▸ **WORK TASK**
List each line of the data that holds the word "expressions".

◇ ◇ ◇ ◇

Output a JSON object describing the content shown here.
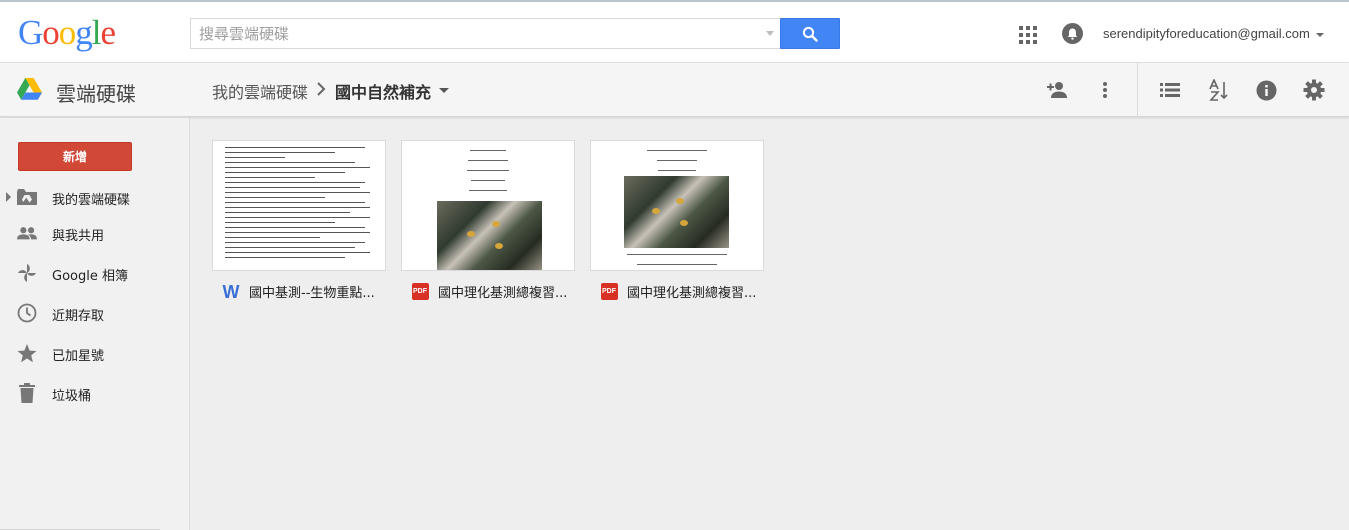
{
  "header": {
    "logo_letters": [
      "G",
      "o",
      "o",
      "g",
      "l",
      "e"
    ],
    "search_placeholder": "搜尋雲端硬碟",
    "account_email": "serendipityforeducation@gmail.com"
  },
  "subbar": {
    "app_title": "雲端硬碟",
    "breadcrumb_root": "我的雲端硬碟",
    "breadcrumb_current": "國中自然補充"
  },
  "sidebar": {
    "new_button": "新增",
    "items": [
      {
        "label": "我的雲端硬碟",
        "icon": "my-drive-icon"
      },
      {
        "label": "與我共用",
        "icon": "shared-with-me-icon"
      },
      {
        "label": "Google 相簿",
        "icon": "google-photos-icon"
      },
      {
        "label": "近期存取",
        "icon": "recent-icon"
      },
      {
        "label": "已加星號",
        "icon": "starred-icon"
      },
      {
        "label": "垃圾桶",
        "icon": "trash-icon"
      }
    ]
  },
  "files": [
    {
      "name": "國中基測--生物重點...",
      "type": "word",
      "type_label": "W"
    },
    {
      "name": "國中理化基測總複習...",
      "type": "pdf",
      "type_label": "PDF"
    },
    {
      "name": "國中理化基測總複習...",
      "type": "pdf",
      "type_label": "PDF"
    }
  ],
  "colors": {
    "search_button": "#4285f4",
    "new_button": "#d14836",
    "google_blue": "#4285f4",
    "google_red": "#ea4335",
    "google_yellow": "#fbbc05",
    "google_green": "#34a853"
  }
}
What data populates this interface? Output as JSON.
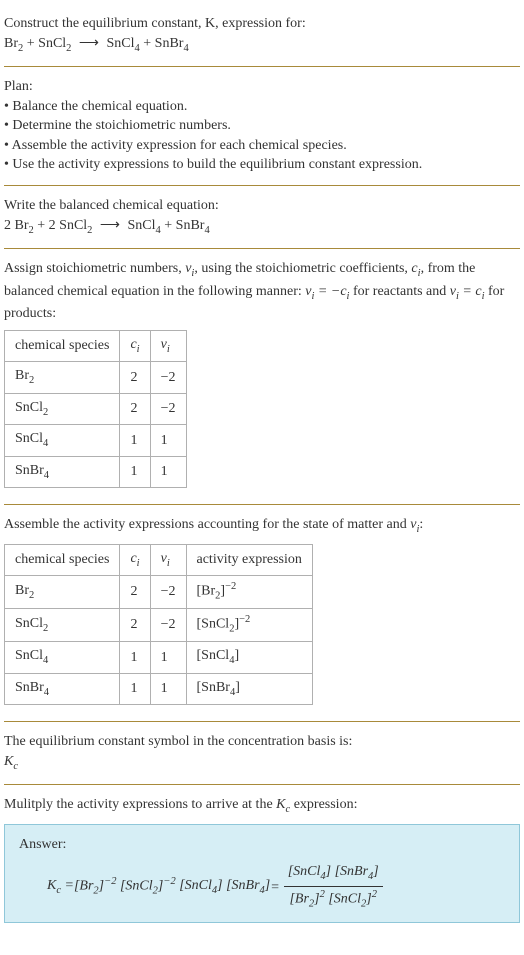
{
  "chart_data": [
    {
      "type": "table",
      "title": "Stoichiometric numbers",
      "columns": [
        "chemical species",
        "c_i",
        "ν_i"
      ],
      "rows": [
        [
          "Br2",
          2,
          -2
        ],
        [
          "SnCl2",
          2,
          -2
        ],
        [
          "SnCl4",
          1,
          1
        ],
        [
          "SnBr4",
          1,
          1
        ]
      ]
    },
    {
      "type": "table",
      "title": "Activity expressions",
      "columns": [
        "chemical species",
        "c_i",
        "ν_i",
        "activity expression"
      ],
      "rows": [
        [
          "Br2",
          2,
          -2,
          "[Br2]^-2"
        ],
        [
          "SnCl2",
          2,
          -2,
          "[SnCl2]^-2"
        ],
        [
          "SnCl4",
          1,
          1,
          "[SnCl4]"
        ],
        [
          "SnBr4",
          1,
          1,
          "[SnBr4]"
        ]
      ]
    }
  ],
  "header": {
    "line1": "Construct the equilibrium constant, K, expression for:",
    "reaction_lhs1": "Br",
    "reaction_lhs1_sub": "2",
    "plus": " + ",
    "reaction_lhs2": "SnCl",
    "reaction_lhs2_sub": "2",
    "arrow": "⟶",
    "reaction_rhs1": "SnCl",
    "reaction_rhs1_sub": "4",
    "reaction_rhs2": "SnBr",
    "reaction_rhs2_sub": "4"
  },
  "plan": {
    "title": "Plan:",
    "b1": "Balance the chemical equation.",
    "b2": "Determine the stoichiometric numbers.",
    "b3": "Assemble the activity expression for each chemical species.",
    "b4": "Use the activity expressions to build the equilibrium constant expression."
  },
  "balanced": {
    "title": "Write the balanced chemical equation:",
    "c1": "2 ",
    "sp1": "Br",
    "sp1s": "2",
    "c2": "2 ",
    "sp2": "SnCl",
    "sp2s": "2",
    "sp3": "SnCl",
    "sp3s": "4",
    "sp4": "SnBr",
    "sp4s": "4"
  },
  "assign": {
    "text1": "Assign stoichiometric numbers, ",
    "nu_i": "ν",
    "nu_is": "i",
    "text2": ", using the stoichiometric coefficients, ",
    "c_i": "c",
    "c_is": "i",
    "text3": ", from the balanced chemical equation in the following manner: ",
    "rel1a": "ν",
    "rel1as": "i",
    "rel1eq": " = −",
    "rel1b": "c",
    "rel1bs": "i",
    "text4": " for reactants and ",
    "rel2a": "ν",
    "rel2as": "i",
    "rel2eq": " = ",
    "rel2b": "c",
    "rel2bs": "i",
    "text5": " for products:"
  },
  "t1": {
    "h1": "chemical species",
    "h2": "c",
    "h2s": "i",
    "h3": "ν",
    "h3s": "i",
    "r1c1": "Br",
    "r1c1s": "2",
    "r1c2": "2",
    "r1c3": "−2",
    "r2c1": "SnCl",
    "r2c1s": "2",
    "r2c2": "2",
    "r2c3": "−2",
    "r3c1": "SnCl",
    "r3c1s": "4",
    "r3c2": "1",
    "r3c3": "1",
    "r4c1": "SnBr",
    "r4c1s": "4",
    "r4c2": "1",
    "r4c3": "1"
  },
  "assemble": {
    "text1": "Assemble the activity expressions accounting for the state of matter and ",
    "nu": "ν",
    "nus": "i",
    "text2": ":"
  },
  "t2": {
    "h1": "chemical species",
    "h2": "c",
    "h2s": "i",
    "h3": "ν",
    "h3s": "i",
    "h4": "activity expression",
    "r1c1": "Br",
    "r1c1s": "2",
    "r1c2": "2",
    "r1c3": "−2",
    "r1c4a": "[Br",
    "r1c4as": "2",
    "r1c4b": "]",
    "r1c4e": "−2",
    "r2c1": "SnCl",
    "r2c1s": "2",
    "r2c2": "2",
    "r2c3": "−2",
    "r2c4a": "[SnCl",
    "r2c4as": "2",
    "r2c4b": "]",
    "r2c4e": "−2",
    "r3c1": "SnCl",
    "r3c1s": "4",
    "r3c2": "1",
    "r3c3": "1",
    "r3c4a": "[SnCl",
    "r3c4as": "4",
    "r3c4b": "]",
    "r4c1": "SnBr",
    "r4c1s": "4",
    "r4c2": "1",
    "r4c3": "1",
    "r4c4a": "[SnBr",
    "r4c4as": "4",
    "r4c4b": "]"
  },
  "eqsym": {
    "line1": "The equilibrium constant symbol in the concentration basis is:",
    "K": "K",
    "Ks": "c"
  },
  "mult": {
    "text1": "Mulitply the activity expressions to arrive at the ",
    "K": "K",
    "Ks": "c",
    "text2": " expression:"
  },
  "answer": {
    "label": "Answer:",
    "K": "K",
    "Ks": "c",
    "eq": " = ",
    "p1a": "[Br",
    "p1as": "2",
    "p1b": "]",
    "p1e": "−2",
    "p2a": "[SnCl",
    "p2as": "2",
    "p2b": "]",
    "p2e": "−2",
    "p3a": "[SnCl",
    "p3as": "4",
    "p3b": "]",
    "p4a": "[SnBr",
    "p4as": "4",
    "p4b": "]",
    "eq2": " = ",
    "numA": "[SnCl",
    "numAs": "4",
    "numAb": "] ",
    "numB": "[SnBr",
    "numBs": "4",
    "numBb": "]",
    "denA": "[Br",
    "denAs": "2",
    "denAb": "]",
    "denAe": "2",
    "denB": "[SnCl",
    "denBs": "2",
    "denBb": "]",
    "denBe": "2"
  }
}
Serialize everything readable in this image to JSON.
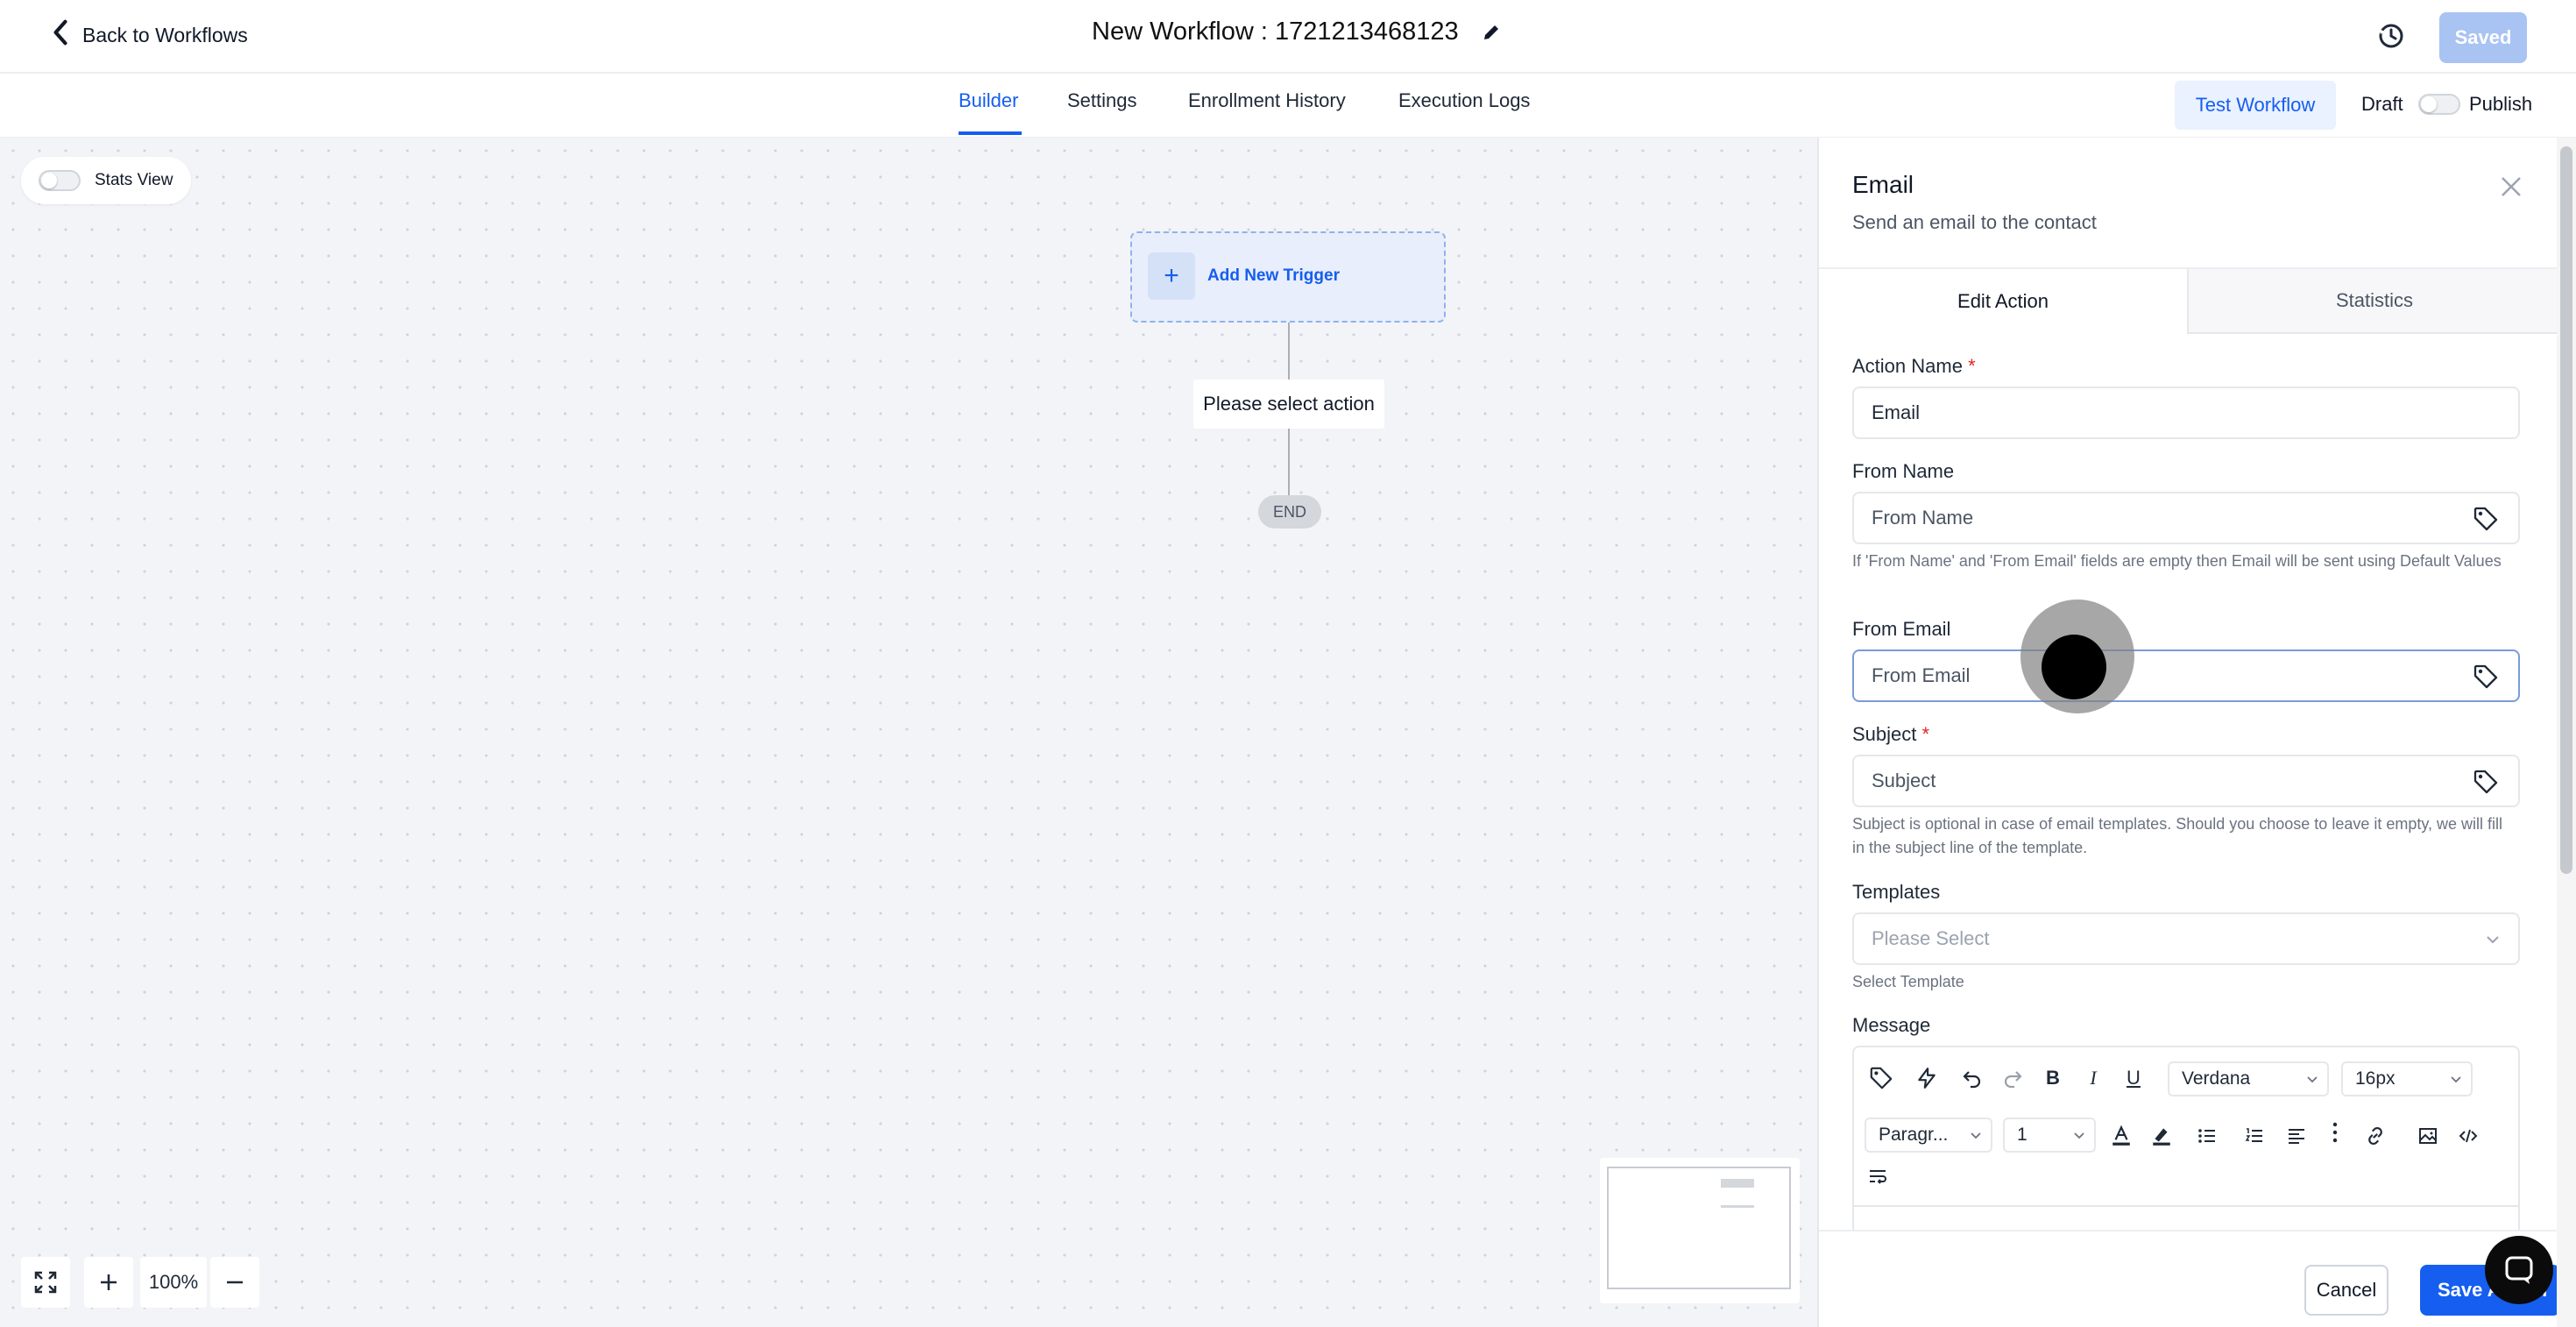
{
  "header": {
    "back_label": "Back to Workflows",
    "title": "New Workflow : 1721213468123",
    "saved_label": "Saved"
  },
  "tabs": [
    {
      "label": "Builder",
      "active": true
    },
    {
      "label": "Settings"
    },
    {
      "label": "Enrollment History"
    },
    {
      "label": "Execution Logs"
    }
  ],
  "actions": {
    "test_label": "Test Workflow",
    "draft_label": "Draft",
    "publish_label": "Publish",
    "publish_enabled": false
  },
  "canvas": {
    "stats_view_label": "Stats View",
    "stats_view_enabled": false,
    "trigger_label": "Add New Trigger",
    "select_action_label": "Please select action",
    "end_label": "END",
    "zoom_level": "100%"
  },
  "panel": {
    "title": "Email",
    "subtitle": "Send an email to the contact",
    "tabs": {
      "edit": "Edit Action",
      "stats": "Statistics"
    },
    "fields": {
      "action_name": {
        "label": "Action Name",
        "required_mark": "*",
        "value": "Email"
      },
      "from_name": {
        "label": "From Name",
        "placeholder": "From Name",
        "hint": "If 'From Name' and 'From Email' fields are empty then Email will be sent using Default Values"
      },
      "from_email": {
        "label": "From Email",
        "placeholder": "From Email"
      },
      "subject": {
        "label": "Subject",
        "required_mark": "*",
        "placeholder": "Subject",
        "hint": "Subject is optional in case of email templates. Should you choose to leave it empty, we will fill in the subject line of the template."
      },
      "templates": {
        "label": "Templates",
        "placeholder": "Please Select",
        "hint": "Select Template"
      },
      "message": {
        "label": "Message"
      }
    },
    "editor_toolbar": {
      "font_family": "Verdana",
      "font_size": "16px",
      "block_format": "Paragr...",
      "line_height": "1"
    },
    "footer": {
      "cancel_label": "Cancel",
      "save_label": "Save Action"
    }
  },
  "colors": {
    "accent": "#155eef",
    "saved_button": "#a9c3f3",
    "canvas_bg": "#f3f4f8",
    "required": "#e02424"
  },
  "icons": [
    "chevron-left-icon",
    "pencil-icon",
    "history-icon",
    "plus-icon",
    "close-icon",
    "tag-icon",
    "chevron-down-icon",
    "lightning-icon",
    "undo-icon",
    "redo-icon",
    "bold-icon",
    "italic-icon",
    "underline-icon",
    "text-color-icon",
    "highlight-icon",
    "bullet-list-icon",
    "numbered-list-icon",
    "align-icon",
    "more-icon",
    "link-icon",
    "image-icon",
    "code-icon",
    "format-clear-icon",
    "fullscreen-icon",
    "minus-icon",
    "chat-icon"
  ]
}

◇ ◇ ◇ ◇

▸ **TASK OUTPUT**
      "title": "Activity expressions",
    "b4": "Use the activity expressions to build the equilibrium constant expression."
    "text1": "Assemble the activity expressions accounting for the state of matter and ",
    "text1": "Mulitply the activity expressions to arrive at the ",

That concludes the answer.